#### DATA FOR ANALYSIS
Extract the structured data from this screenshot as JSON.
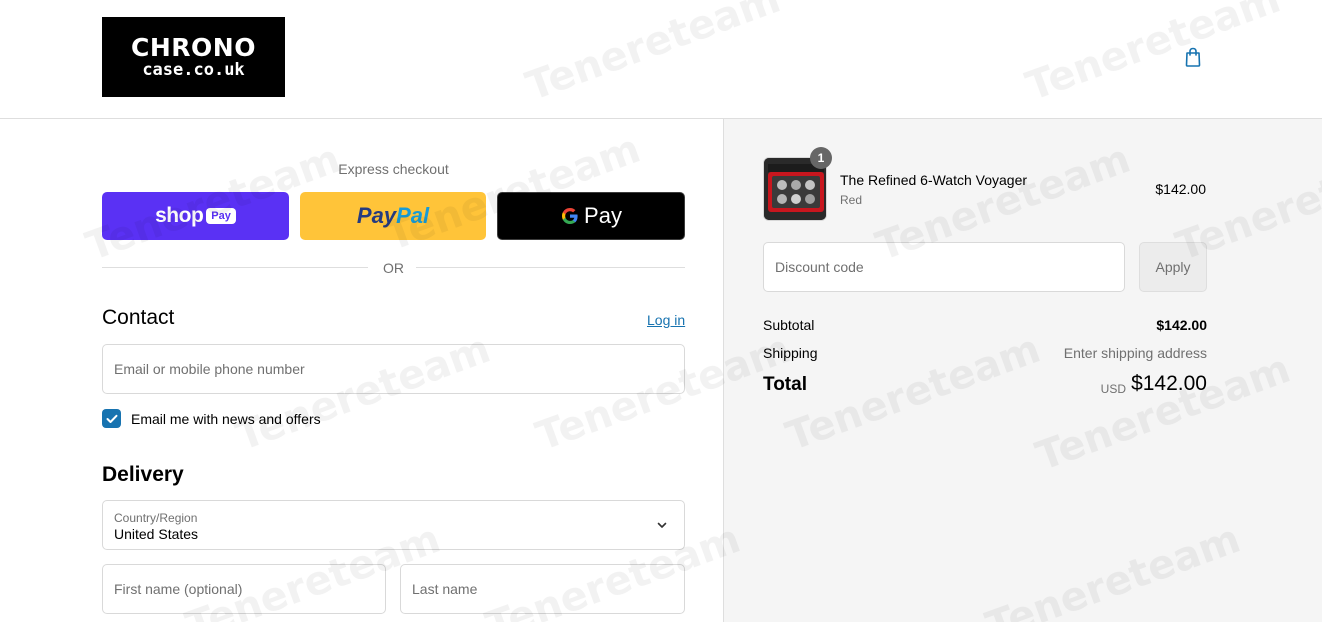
{
  "brand": {
    "logo_line1": "CHRONO",
    "logo_line2": "case.co.uk"
  },
  "header": {
    "cart_icon": "shopping-bag-icon",
    "accent_color": "#1773b0"
  },
  "express_checkout": {
    "label": "Express checkout",
    "shop_pay": {
      "word": "shop",
      "pill": "Pay",
      "color": "#5a31f4"
    },
    "paypal": {
      "part1": "Pay",
      "part2": "Pal",
      "color": "#ffc439"
    },
    "gpay": {
      "g": "G",
      "label": "Pay",
      "color": "#000000"
    },
    "divider_text": "OR"
  },
  "contact": {
    "heading": "Contact",
    "login_link": "Log in",
    "email_placeholder": "Email or mobile phone number",
    "newsletter_label": "Email me with news and offers",
    "newsletter_checked": true
  },
  "delivery": {
    "heading": "Delivery",
    "country_label": "Country/Region",
    "country_value": "United States",
    "first_name_placeholder": "First name (optional)",
    "last_name_placeholder": "Last name"
  },
  "order_summary": {
    "item": {
      "name": "The Refined 6-Watch Voyager",
      "variant": "Red",
      "price": "$142.00",
      "quantity": "1"
    },
    "discount_placeholder": "Discount code",
    "apply_label": "Apply",
    "subtotal_label": "Subtotal",
    "subtotal_value": "$142.00",
    "shipping_label": "Shipping",
    "shipping_value": "Enter shipping address",
    "total_label": "Total",
    "total_currency": "USD",
    "total_value": "$142.00"
  },
  "watermark": "Tenereteam"
}
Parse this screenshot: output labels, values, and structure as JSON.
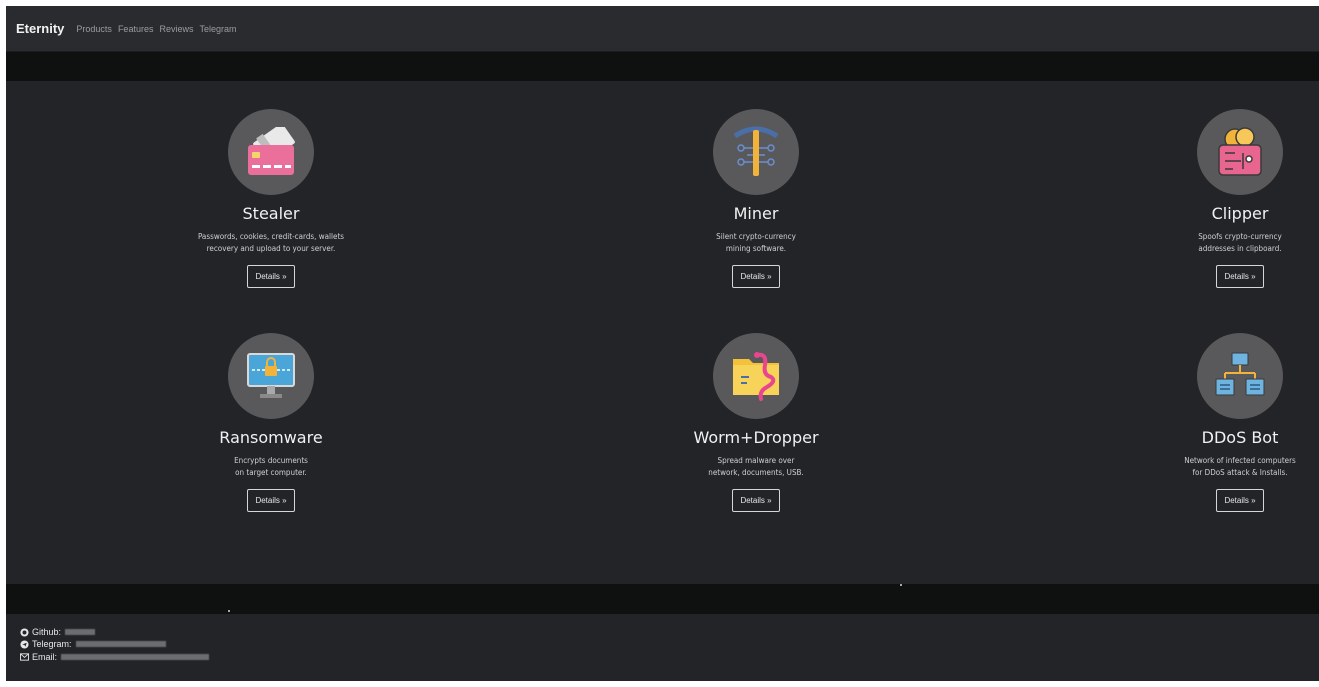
{
  "nav": {
    "brand": "Eternity",
    "links": [
      "Products",
      "Features",
      "Reviews",
      "Telegram"
    ]
  },
  "products": [
    {
      "title": "Stealer",
      "desc": "Passwords, cookies, credit-cards, wallets\nrecovery and upload to your server.",
      "button": "Details »",
      "icon": "credit-card-icon"
    },
    {
      "title": "Miner",
      "desc": "Silent crypto-currency\nmining software.",
      "button": "Details »",
      "icon": "pickaxe-icon"
    },
    {
      "title": "Clipper",
      "desc": "Spoofs crypto-currency\naddresses in clipboard.",
      "button": "Details »",
      "icon": "crypto-wallet-icon"
    },
    {
      "title": "Ransomware",
      "desc": "Encrypts documents\non target computer.",
      "button": "Details »",
      "icon": "locked-monitor-icon"
    },
    {
      "title": "Worm+Dropper",
      "desc": "Spread malware over\nnetwork, documents, USB.",
      "button": "Details »",
      "icon": "worm-folder-icon"
    },
    {
      "title": "DDoS Bot",
      "desc": "Network of infected computers\nfor DDoS attack & Installs.",
      "button": "Details »",
      "icon": "network-servers-icon"
    }
  ],
  "footer": {
    "github_label": "Github:",
    "telegram_label": "Telegram:",
    "email_label": "Email:"
  },
  "colors": {
    "background": "#222428",
    "navbar": "#2a2b2e",
    "icon_circle": "#59595b",
    "text": "#f1f1f1"
  }
}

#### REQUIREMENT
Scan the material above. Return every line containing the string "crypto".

#### WRITTEN SOLUTION
      "desc": "Silent crypto-currency\nmining software.",
      "desc": "Spoofs crypto-currency\naddresses in clipboard.",
      "icon": "crypto-wallet-icon"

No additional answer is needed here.